TASK ITEM:
Copy out the lines of the material that include the string "data".

PROVIDED MATERIAL:
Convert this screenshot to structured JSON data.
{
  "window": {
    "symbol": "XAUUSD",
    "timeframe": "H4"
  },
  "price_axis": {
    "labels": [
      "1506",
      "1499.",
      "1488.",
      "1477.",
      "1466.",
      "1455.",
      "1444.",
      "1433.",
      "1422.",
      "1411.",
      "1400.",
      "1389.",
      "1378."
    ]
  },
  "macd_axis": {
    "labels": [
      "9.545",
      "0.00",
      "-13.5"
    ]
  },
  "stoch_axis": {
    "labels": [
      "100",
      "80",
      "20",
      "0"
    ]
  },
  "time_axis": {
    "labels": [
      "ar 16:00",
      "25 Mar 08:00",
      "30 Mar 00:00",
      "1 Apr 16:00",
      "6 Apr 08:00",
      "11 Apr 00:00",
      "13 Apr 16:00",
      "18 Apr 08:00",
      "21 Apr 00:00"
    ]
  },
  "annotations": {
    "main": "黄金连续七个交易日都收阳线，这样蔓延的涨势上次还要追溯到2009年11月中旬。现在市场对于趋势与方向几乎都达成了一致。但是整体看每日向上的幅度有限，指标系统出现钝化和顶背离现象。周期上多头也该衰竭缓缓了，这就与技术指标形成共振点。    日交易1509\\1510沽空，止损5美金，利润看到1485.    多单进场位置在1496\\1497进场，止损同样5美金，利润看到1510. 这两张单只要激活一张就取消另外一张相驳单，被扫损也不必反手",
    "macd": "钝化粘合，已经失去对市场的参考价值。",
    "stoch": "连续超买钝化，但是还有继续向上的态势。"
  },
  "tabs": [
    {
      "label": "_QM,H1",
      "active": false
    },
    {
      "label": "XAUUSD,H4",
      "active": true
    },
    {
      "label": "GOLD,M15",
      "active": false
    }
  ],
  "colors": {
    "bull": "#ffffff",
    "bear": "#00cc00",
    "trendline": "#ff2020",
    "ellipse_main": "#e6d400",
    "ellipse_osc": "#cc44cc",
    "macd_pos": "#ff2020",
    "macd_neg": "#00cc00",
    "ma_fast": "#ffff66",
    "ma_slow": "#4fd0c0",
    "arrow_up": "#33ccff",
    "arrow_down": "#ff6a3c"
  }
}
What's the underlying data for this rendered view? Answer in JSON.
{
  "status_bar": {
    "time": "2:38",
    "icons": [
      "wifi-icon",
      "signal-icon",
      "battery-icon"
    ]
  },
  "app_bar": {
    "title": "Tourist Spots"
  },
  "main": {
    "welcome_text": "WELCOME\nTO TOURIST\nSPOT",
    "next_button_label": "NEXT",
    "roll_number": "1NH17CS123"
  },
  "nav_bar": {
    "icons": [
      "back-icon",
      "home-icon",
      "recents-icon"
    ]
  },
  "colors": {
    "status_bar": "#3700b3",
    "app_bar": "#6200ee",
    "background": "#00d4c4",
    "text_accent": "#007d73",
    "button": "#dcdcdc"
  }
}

EXERCISE RESULT:
Convert this screenshot to structured JSON data.
What's the underlying data for this rendered view? Answer in JSON.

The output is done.